» Aim of the exercise:
Check every line of the data below for "this". Copy each one that has it.

» Study material:
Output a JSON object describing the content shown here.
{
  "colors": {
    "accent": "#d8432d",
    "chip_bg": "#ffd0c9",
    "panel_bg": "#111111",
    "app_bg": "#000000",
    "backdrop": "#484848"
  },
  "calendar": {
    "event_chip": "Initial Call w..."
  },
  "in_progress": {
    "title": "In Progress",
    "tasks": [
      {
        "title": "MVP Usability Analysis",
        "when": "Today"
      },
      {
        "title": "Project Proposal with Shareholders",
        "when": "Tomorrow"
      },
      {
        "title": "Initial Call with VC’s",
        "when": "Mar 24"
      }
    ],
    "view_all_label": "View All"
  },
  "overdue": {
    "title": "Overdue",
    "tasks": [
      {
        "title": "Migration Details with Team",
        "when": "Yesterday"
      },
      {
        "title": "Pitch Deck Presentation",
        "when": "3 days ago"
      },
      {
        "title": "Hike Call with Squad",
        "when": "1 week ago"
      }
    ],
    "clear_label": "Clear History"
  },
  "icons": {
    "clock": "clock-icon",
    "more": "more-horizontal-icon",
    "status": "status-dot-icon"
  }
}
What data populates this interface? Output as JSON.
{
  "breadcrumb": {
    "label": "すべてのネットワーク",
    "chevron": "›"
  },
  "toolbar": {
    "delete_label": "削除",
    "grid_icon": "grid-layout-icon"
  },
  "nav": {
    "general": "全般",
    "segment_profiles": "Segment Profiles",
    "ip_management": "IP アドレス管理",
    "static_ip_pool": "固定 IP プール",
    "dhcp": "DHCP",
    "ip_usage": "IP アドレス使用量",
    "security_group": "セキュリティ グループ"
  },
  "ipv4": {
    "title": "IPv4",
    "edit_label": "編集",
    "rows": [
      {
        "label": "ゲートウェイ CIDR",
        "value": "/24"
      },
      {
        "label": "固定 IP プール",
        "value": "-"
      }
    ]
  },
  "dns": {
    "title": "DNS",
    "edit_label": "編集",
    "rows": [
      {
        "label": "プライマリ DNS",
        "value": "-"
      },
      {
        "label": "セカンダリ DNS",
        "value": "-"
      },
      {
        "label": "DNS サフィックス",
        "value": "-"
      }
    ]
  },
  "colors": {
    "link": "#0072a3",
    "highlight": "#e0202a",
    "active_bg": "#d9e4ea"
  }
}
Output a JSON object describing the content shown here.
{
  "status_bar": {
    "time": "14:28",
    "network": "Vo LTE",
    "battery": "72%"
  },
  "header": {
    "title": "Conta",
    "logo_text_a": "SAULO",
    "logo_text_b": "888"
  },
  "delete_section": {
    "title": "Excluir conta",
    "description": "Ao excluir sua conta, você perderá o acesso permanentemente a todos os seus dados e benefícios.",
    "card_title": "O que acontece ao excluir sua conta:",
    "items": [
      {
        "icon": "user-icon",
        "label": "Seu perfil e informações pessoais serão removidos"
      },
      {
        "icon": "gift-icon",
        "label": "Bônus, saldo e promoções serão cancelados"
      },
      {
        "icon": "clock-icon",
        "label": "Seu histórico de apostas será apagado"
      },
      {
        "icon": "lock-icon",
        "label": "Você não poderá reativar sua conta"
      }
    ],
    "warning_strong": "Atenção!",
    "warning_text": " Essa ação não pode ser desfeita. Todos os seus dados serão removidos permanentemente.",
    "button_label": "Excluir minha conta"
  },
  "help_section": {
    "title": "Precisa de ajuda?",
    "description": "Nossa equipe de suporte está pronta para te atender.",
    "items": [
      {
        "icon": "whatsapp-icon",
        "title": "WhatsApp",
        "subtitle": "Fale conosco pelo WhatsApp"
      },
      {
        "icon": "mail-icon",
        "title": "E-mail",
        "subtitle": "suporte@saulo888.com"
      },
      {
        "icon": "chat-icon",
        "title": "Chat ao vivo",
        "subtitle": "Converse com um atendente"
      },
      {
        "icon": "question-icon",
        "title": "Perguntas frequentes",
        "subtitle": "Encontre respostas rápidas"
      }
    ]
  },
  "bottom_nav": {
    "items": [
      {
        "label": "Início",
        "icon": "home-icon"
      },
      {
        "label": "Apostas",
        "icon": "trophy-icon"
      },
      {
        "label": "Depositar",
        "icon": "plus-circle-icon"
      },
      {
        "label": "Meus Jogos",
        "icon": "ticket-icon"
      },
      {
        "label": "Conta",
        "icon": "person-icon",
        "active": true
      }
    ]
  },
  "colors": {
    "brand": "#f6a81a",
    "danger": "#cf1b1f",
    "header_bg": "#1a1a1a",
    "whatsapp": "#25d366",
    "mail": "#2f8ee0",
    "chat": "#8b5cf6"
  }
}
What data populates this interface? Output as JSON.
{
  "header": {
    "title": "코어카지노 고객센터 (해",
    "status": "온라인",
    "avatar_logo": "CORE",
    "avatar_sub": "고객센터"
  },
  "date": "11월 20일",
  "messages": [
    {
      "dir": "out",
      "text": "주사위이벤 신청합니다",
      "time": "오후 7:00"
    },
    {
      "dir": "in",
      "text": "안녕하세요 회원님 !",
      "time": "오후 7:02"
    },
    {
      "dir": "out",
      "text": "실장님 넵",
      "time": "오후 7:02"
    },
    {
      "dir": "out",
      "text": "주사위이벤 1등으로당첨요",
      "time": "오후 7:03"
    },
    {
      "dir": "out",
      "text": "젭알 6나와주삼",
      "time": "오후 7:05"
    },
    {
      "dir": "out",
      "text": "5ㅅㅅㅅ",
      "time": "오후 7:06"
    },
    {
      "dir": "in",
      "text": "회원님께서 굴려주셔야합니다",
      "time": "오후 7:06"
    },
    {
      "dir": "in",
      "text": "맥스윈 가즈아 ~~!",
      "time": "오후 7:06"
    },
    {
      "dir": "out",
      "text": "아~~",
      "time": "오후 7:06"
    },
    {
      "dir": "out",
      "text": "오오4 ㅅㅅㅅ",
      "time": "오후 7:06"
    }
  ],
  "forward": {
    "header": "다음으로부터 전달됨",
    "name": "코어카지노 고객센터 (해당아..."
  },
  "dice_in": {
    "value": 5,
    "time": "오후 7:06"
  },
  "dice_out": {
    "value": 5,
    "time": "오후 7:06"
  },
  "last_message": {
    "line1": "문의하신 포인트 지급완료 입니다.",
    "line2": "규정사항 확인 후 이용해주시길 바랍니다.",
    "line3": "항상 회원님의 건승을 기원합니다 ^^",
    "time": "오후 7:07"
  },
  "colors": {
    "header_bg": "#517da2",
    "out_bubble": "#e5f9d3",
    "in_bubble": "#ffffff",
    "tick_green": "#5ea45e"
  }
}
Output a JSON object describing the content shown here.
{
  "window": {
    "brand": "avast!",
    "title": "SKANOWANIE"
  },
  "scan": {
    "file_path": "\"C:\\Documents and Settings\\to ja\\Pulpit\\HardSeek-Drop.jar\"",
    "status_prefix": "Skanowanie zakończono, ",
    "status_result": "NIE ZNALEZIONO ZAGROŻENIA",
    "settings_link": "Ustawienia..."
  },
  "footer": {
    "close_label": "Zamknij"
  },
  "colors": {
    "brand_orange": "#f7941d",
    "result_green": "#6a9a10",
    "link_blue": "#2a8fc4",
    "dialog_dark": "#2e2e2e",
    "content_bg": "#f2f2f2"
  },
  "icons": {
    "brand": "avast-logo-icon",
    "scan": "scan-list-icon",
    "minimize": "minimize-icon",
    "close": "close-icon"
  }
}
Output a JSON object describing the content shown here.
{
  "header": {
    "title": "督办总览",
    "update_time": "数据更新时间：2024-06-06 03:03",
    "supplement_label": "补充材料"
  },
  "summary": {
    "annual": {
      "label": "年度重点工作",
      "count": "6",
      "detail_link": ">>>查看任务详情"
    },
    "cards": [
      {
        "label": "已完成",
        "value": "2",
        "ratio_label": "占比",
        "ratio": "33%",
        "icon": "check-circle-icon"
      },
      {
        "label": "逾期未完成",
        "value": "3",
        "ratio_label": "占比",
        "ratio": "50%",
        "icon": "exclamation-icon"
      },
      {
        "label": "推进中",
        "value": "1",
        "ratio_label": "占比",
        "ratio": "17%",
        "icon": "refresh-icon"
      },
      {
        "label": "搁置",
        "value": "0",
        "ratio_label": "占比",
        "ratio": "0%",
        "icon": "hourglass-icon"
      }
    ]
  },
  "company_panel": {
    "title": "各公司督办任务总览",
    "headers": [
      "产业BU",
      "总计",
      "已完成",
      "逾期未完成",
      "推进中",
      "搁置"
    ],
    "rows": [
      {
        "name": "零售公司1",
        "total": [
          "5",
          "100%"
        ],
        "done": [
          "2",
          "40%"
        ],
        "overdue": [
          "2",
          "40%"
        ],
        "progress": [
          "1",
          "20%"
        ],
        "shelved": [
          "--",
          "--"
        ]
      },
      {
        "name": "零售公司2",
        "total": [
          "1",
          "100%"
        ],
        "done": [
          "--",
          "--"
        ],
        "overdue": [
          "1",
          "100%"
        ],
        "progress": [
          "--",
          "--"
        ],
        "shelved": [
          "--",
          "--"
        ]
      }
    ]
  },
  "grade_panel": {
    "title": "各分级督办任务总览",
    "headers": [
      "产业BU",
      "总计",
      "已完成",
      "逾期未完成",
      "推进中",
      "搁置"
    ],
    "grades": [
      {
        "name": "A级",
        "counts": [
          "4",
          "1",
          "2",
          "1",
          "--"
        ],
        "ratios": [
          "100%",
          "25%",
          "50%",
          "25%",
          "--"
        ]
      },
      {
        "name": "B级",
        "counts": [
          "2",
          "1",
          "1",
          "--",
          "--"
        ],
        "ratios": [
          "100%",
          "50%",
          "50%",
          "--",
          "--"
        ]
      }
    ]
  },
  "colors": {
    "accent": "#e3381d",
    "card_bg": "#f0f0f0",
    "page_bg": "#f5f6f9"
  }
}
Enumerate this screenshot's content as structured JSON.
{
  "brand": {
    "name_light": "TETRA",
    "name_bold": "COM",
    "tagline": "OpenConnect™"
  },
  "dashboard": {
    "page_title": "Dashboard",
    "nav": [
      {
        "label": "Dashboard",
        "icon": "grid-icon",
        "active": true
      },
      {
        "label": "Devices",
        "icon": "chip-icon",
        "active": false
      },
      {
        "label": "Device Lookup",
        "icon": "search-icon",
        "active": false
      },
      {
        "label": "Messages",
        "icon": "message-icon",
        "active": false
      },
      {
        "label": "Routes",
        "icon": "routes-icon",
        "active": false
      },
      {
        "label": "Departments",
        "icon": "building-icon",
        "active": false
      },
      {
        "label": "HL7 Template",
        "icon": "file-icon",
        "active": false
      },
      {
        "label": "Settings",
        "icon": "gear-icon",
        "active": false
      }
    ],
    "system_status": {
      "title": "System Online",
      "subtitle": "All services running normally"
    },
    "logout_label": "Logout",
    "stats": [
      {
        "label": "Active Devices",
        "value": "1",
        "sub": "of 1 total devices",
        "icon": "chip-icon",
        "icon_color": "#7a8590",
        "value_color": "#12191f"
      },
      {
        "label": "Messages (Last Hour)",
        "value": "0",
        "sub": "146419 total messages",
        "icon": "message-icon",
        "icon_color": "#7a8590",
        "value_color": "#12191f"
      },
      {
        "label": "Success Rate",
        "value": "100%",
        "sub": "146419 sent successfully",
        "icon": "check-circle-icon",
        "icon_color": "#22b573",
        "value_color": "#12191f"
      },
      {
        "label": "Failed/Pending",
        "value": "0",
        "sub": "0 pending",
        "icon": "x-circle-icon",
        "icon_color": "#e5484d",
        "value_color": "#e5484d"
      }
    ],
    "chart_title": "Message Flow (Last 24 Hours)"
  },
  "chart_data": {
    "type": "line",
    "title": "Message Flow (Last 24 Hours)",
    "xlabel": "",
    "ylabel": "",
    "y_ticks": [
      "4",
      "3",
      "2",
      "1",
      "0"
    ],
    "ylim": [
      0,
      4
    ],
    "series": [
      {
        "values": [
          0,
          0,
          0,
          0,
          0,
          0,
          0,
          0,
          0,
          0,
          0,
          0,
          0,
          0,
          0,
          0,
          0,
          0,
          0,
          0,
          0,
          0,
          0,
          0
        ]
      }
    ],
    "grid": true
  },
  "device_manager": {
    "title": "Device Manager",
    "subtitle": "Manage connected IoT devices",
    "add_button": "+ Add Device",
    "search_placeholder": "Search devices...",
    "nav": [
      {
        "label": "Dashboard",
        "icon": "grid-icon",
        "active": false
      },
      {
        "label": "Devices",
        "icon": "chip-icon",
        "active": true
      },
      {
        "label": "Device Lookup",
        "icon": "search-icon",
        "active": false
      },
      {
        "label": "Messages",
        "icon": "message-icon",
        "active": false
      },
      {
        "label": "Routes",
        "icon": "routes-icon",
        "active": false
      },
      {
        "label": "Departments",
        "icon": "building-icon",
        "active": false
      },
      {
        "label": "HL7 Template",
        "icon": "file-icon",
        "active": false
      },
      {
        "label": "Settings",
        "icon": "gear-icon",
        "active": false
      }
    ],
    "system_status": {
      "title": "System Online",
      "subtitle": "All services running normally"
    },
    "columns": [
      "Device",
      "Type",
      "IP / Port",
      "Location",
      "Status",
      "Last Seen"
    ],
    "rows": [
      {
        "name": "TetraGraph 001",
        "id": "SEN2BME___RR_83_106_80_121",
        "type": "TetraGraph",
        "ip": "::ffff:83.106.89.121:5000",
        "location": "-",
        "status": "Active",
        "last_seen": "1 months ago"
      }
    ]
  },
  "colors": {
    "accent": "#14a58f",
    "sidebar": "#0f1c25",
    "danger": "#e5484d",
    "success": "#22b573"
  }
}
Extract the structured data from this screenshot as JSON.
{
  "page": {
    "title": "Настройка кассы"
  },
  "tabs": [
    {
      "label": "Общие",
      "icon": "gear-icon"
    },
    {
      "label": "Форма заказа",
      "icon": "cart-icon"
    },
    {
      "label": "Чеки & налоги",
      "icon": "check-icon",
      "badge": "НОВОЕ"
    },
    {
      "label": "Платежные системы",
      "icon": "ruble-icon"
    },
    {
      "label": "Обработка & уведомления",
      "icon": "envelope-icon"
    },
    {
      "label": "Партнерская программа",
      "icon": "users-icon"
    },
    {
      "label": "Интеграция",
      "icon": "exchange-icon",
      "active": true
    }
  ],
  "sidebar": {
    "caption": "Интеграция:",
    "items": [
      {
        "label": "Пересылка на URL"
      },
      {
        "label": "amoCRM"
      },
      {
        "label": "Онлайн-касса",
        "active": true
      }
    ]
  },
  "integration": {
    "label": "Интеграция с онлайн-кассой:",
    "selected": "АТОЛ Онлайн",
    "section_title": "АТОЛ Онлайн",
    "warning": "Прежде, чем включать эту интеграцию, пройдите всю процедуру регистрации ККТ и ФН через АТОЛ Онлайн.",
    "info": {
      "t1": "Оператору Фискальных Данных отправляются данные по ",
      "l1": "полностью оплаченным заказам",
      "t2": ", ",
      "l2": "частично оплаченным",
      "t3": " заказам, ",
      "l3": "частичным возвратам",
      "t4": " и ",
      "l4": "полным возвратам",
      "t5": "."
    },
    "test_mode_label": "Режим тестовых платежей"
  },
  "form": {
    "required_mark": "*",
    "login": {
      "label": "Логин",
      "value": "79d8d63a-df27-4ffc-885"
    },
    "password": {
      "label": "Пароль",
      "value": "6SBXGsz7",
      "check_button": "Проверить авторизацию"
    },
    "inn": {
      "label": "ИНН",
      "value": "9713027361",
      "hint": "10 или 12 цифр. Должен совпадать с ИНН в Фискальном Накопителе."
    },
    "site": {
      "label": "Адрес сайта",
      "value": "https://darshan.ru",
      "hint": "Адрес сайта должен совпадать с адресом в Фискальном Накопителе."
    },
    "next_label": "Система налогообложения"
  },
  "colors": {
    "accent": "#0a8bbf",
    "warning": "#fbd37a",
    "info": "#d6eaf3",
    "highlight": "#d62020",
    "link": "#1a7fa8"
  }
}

» Solution:
What data populates this interface? Output as JSON.
What data populates this interface? Output as JSON.
Enumerate this screenshot's content as structured JSON.
Extract the structured data from this screenshot as JSON.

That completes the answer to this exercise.